** Entries provided follows **
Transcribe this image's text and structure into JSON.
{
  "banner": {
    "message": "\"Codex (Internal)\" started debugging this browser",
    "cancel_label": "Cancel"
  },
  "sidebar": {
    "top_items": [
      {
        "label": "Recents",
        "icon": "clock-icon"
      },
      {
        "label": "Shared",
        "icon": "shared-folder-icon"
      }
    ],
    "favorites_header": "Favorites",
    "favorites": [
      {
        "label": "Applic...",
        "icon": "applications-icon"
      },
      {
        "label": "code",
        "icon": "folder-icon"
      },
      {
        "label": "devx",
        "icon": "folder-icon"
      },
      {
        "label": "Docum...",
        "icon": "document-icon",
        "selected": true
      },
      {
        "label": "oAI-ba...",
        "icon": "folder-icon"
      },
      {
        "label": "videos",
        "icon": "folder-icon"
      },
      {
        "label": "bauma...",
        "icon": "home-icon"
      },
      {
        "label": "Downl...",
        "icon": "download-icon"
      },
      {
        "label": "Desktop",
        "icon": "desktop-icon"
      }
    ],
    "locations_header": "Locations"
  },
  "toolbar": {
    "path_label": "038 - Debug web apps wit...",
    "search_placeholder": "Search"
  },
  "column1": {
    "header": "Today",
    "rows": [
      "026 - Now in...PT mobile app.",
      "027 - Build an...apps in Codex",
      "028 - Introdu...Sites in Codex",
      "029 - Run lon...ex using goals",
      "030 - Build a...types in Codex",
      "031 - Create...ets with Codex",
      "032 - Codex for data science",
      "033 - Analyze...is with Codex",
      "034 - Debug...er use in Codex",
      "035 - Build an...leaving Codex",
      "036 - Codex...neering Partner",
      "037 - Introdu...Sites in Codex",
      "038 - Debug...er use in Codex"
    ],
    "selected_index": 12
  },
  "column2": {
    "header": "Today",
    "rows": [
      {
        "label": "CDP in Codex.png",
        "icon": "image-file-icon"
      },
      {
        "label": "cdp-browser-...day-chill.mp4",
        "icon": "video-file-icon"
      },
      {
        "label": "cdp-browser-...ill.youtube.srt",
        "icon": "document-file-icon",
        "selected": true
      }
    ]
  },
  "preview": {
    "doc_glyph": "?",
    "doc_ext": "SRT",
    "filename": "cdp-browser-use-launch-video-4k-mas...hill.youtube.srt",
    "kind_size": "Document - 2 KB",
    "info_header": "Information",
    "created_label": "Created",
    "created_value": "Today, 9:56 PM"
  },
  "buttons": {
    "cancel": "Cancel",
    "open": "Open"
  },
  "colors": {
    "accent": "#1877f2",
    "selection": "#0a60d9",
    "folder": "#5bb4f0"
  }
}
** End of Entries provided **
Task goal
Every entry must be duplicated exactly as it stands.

Answer space
Transcribe this image's text and structure into JSON.
{
  "banner": {
    "message": "\"Codex (Internal)\" started debugging this browser",
    "cancel_label": "Cancel"
  },
  "sidebar": {
    "top_items": [
      {
        "label": "Recents",
        "icon": "clock-icon"
      },
      {
        "label": "Shared",
        "icon": "shared-folder-icon"
      }
    ],
    "favorites_header": "Favorites",
    "favorites": [
      {
        "label": "Applic...",
        "icon": "applications-icon"
      },
      {
        "label": "code",
        "icon": "folder-icon"
      },
      {
        "label": "devx",
        "icon": "folder-icon"
      },
      {
        "label": "Docum...",
        "icon": "document-icon",
        "selected": true
      },
      {
        "label": "oAI-ba...",
        "icon": "folder-icon"
      },
      {
        "label": "videos",
        "icon": "folder-icon"
      },
      {
        "label": "bauma...",
        "icon": "home-icon"
      },
      {
        "label": "Downl...",
        "icon": "download-icon"
      },
      {
        "label": "Desktop",
        "icon": "desktop-icon"
      }
    ],
    "locations_header": "Locations"
  },
  "toolbar": {
    "path_label": "038 - Debug web apps wit...",
    "search_placeholder": "Search"
  },
  "column1": {
    "header": "Today",
    "rows": [
      "026 - Now in...PT mobile app.",
      "027 - Build an...apps in Codex",
      "028 - Introdu...Sites in Codex",
      "029 - Run lon...ex using goals",
      "030 - Build a...types in Codex",
      "031 - Create...ets with Codex",
      "032 - Codex for data science",
      "033 - Analyze...is with Codex",
      "034 - Debug...er use in Codex",
      "035 - Build an...leaving Codex",
      "036 - Codex...neering Partner",
      "037 - Introdu...Sites in Codex",
      "038 - Debug...er use in Codex"
    ],
    "selected_index": 12
  },
  "column2": {
    "header": "Today",
    "rows": [
      {
        "label": "CDP in Codex.png",
        "icon": "image-file-icon"
      },
      {
        "label": "cdp-browser-...day-chill.mp4",
        "icon": "video-file-icon"
      },
      {
        "label": "cdp-browser-...ill.youtube.srt",
        "icon": "document-file-icon",
        "selected": true
      }
    ]
  },
  "preview": {
    "doc_glyph": "?",
    "doc_ext": "SRT",
    "filename": "cdp-browser-use-launch-video-4k-mas...hill.youtube.srt",
    "kind_size": "Document - 2 KB",
    "info_header": "Information",
    "created_label": "Created",
    "created_value": "Today, 9:56 PM"
  },
  "buttons": {
    "cancel": "Cancel",
    "open": "Open"
  },
  "colors": {
    "accent": "#1877f2",
    "selection": "#0a60d9",
    "folder": "#5bb4f0"
  }
}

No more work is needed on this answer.